If you are found to be physically dependent on heroin, the detoxification process will be utilized to eliminate all narcotics from your body. You will be monitored around the clock during the detox process to ensure your safety. Only when all drugs have been eliminated from your body can you begin the therapeutic procedure. Throughout the detox procedure, medication will be administered to assist control the unpleasant withdrawal symptoms.

While this is a short-term pharmaceutical usage, some people may require long-term drug treatment to address symptoms caused by a co-occurring condition. Medication management will be managed by your therapists and will be examined regularly. Individual treatment allows you to spend time alone with a therapist and delve further into the underlying issues that may have led you to begin using heroin in the first place.

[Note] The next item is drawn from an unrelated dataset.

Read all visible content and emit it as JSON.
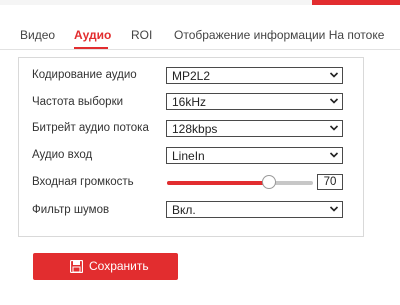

You will also be able to talk about any unique worries you have while developing better coping techniques. Group therapy is an effective type of therapy that allows people who have addiction issues to work together to overcome this dangerous condition. Members of a group can collaborate to develop new coping skills, recognize triggers, and devise solutions to avoid relapse. When one member of a family struggles with addiction, the entire family suffers. Family therapy creates an atmosphere in which broken family ties can be repaired. During family sessions, you and your family members will be able to address how their lives have been affected by heroin drug addiction. In addition, all family members will learn more about addiction and how they may support it in the recovery process.

Don’t Waste Time And Get In Touch With Us Today

If your teenager or anyone else you know is suffering from heroin addiction, lead them towards Abhasa Rehabilitation Centre. We will provide the best treatment and help heroin addicts recover soon. Call the experts at Abhasa and initiate your journey towards healing from years of heroin addiction.